··· Source data ···
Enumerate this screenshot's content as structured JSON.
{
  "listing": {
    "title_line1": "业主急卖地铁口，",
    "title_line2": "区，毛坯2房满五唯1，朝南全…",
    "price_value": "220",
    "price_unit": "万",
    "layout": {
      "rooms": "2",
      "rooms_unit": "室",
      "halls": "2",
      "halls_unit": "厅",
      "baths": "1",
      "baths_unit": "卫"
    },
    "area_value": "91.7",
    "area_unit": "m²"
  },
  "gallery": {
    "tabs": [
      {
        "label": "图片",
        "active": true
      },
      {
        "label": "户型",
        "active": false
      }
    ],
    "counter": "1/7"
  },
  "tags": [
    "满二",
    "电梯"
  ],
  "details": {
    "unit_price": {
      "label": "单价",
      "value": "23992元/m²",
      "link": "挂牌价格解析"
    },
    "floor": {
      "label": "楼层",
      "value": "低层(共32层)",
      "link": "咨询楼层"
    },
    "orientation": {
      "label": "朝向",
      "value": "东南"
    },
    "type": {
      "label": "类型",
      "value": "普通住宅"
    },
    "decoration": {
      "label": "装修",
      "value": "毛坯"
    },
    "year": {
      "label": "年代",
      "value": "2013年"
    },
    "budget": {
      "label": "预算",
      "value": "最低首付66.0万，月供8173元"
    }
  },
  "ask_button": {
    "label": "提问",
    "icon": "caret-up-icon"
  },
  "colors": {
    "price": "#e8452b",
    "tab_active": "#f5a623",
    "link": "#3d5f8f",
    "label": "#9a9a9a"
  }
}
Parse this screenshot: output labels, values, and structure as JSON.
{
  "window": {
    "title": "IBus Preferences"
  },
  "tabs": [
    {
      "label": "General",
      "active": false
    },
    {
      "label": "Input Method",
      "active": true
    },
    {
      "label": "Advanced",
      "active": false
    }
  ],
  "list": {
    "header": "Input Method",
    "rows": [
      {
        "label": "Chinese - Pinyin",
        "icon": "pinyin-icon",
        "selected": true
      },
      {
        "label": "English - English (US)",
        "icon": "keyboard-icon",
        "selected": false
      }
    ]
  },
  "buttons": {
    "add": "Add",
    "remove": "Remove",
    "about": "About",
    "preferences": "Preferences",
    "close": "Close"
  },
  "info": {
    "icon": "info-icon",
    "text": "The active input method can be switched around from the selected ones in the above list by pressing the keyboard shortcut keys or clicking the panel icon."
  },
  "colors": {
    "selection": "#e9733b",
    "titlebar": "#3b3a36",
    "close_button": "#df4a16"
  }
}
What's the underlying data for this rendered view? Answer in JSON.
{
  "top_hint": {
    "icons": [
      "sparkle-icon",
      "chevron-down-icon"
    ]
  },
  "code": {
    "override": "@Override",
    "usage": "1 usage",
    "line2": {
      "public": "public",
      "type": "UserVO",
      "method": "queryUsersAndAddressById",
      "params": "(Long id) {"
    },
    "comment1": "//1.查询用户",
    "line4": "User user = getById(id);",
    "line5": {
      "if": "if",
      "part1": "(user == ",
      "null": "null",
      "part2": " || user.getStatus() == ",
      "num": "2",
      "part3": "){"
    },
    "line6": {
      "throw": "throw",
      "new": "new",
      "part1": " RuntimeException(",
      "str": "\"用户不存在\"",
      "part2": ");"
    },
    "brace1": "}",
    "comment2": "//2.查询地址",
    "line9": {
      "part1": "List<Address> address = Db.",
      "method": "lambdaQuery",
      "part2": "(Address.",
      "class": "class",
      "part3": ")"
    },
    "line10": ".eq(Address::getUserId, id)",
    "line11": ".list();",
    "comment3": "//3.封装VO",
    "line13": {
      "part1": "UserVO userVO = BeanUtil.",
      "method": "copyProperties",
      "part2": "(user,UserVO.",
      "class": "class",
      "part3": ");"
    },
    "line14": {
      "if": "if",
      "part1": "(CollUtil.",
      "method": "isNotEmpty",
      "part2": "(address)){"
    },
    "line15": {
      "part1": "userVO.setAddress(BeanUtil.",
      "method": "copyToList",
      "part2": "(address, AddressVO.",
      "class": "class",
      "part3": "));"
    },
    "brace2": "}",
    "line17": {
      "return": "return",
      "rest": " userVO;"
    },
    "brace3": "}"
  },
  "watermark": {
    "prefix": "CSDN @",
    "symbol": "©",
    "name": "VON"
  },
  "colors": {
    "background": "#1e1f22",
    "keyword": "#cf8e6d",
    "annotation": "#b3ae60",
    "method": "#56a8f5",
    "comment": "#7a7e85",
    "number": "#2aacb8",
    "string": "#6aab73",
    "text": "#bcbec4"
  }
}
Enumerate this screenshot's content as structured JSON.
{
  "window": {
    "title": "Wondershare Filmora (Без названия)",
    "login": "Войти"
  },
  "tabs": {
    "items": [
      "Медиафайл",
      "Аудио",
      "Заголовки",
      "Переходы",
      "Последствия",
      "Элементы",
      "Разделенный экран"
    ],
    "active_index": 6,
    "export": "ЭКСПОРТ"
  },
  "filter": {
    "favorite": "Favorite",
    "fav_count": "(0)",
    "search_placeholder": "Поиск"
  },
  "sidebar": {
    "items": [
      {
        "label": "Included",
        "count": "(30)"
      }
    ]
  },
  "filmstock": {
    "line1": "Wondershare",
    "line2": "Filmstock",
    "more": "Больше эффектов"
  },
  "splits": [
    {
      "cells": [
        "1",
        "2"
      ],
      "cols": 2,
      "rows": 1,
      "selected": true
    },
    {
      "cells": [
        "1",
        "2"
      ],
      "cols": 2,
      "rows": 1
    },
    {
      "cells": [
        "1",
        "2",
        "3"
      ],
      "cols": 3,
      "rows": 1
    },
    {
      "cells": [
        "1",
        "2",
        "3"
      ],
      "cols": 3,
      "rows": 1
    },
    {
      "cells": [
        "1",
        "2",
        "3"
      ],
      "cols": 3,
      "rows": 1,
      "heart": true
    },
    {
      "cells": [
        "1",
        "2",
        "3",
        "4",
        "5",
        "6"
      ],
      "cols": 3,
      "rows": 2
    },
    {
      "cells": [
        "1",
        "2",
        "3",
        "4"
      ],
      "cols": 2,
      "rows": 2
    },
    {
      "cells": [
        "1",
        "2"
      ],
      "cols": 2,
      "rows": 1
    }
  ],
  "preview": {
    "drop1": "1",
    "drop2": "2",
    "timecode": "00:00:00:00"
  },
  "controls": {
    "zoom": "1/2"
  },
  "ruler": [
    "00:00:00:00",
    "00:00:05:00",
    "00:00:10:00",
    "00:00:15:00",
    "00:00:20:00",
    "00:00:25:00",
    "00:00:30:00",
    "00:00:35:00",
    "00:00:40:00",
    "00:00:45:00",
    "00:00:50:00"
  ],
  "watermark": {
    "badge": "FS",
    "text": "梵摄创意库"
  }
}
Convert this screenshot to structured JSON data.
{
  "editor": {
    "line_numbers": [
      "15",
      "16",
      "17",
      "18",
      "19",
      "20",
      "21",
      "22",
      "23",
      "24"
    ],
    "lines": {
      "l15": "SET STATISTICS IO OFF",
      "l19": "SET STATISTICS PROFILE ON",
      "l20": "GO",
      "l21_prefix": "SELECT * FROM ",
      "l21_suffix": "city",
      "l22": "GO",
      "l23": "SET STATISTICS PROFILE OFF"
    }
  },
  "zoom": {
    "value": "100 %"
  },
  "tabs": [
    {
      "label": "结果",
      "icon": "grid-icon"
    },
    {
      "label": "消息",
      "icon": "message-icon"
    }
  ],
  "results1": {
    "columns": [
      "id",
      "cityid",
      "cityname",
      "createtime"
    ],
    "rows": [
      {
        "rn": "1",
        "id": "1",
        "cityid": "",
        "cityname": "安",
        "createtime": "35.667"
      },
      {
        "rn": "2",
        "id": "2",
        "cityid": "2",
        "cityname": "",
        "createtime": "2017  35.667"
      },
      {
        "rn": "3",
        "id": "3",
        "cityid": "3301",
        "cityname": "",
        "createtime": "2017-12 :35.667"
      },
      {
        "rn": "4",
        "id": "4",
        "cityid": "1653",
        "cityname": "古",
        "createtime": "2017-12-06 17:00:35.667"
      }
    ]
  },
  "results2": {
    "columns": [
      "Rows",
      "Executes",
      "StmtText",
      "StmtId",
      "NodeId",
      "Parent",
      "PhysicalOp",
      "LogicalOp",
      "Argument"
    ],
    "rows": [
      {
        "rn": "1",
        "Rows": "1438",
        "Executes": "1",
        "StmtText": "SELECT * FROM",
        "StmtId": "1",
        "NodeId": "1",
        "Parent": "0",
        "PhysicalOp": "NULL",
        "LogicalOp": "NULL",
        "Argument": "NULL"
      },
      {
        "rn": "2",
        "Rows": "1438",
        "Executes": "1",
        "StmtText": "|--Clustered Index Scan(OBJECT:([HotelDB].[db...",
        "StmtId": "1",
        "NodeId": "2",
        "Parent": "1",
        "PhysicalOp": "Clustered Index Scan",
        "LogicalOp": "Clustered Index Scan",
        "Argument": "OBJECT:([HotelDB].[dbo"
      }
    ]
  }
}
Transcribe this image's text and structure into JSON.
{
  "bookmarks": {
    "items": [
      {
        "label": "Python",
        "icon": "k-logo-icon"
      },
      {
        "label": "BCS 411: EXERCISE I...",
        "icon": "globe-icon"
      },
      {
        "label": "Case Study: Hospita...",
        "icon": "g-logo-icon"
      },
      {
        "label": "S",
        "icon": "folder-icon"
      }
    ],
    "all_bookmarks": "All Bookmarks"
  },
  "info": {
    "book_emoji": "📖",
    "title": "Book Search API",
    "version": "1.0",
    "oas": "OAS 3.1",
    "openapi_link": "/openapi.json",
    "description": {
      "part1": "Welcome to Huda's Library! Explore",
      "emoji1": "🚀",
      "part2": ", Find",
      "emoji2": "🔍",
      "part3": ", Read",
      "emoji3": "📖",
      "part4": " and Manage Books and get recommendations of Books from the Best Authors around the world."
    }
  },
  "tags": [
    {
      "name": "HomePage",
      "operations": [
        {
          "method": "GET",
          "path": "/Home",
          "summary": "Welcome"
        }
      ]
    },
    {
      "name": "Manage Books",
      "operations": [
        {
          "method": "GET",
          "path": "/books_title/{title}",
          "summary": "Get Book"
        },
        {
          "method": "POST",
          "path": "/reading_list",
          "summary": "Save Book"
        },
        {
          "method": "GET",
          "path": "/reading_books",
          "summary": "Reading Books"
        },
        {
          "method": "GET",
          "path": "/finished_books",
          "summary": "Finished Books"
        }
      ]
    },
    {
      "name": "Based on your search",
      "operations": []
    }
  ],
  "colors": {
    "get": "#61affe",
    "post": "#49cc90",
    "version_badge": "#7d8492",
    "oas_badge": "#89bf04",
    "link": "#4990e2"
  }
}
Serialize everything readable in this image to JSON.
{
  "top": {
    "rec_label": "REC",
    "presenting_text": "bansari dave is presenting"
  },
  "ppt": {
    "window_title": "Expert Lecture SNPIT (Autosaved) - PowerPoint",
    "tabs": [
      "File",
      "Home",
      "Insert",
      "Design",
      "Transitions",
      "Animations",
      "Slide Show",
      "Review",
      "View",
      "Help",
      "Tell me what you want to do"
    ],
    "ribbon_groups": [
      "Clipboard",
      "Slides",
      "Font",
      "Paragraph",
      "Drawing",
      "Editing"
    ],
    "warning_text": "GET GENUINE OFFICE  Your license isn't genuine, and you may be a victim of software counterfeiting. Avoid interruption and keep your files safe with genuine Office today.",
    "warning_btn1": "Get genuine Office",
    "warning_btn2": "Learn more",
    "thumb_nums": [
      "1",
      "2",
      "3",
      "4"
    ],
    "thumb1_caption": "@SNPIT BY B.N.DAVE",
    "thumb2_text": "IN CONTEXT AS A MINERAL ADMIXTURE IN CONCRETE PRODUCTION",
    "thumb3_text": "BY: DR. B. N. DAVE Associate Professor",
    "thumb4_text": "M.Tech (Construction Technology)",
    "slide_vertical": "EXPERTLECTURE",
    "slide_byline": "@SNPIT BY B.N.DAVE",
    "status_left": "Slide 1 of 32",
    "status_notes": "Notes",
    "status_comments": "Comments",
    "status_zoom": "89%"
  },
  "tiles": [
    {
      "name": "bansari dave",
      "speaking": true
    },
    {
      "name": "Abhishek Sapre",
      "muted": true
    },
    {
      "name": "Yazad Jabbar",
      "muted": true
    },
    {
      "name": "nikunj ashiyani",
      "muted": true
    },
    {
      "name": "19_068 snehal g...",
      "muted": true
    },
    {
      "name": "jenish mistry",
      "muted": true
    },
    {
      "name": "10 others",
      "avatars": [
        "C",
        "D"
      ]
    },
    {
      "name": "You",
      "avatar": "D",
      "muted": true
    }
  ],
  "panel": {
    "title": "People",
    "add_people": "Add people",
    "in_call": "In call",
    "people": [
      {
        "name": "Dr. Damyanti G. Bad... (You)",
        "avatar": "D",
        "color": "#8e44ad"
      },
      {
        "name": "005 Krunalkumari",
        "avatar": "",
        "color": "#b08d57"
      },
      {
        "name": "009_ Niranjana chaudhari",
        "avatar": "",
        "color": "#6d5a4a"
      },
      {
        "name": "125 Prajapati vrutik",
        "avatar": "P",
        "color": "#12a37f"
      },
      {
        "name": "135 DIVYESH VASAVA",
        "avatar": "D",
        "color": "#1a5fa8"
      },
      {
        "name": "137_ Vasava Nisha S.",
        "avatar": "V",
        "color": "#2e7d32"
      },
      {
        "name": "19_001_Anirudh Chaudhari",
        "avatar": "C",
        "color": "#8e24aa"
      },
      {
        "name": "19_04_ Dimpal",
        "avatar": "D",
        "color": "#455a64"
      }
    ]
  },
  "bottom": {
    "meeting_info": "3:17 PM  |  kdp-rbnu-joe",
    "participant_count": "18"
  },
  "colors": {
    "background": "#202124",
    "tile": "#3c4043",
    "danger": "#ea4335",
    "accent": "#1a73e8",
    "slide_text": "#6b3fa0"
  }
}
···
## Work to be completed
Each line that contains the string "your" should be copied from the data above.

## Finished exercise
      "name": "Based on your search",
    "warning_text": "GET GENUINE OFFICE  Your license isn't genuine, and you may be a victim of software counterfeiting. Avoid interruption and keep your files safe with genuine Office today.",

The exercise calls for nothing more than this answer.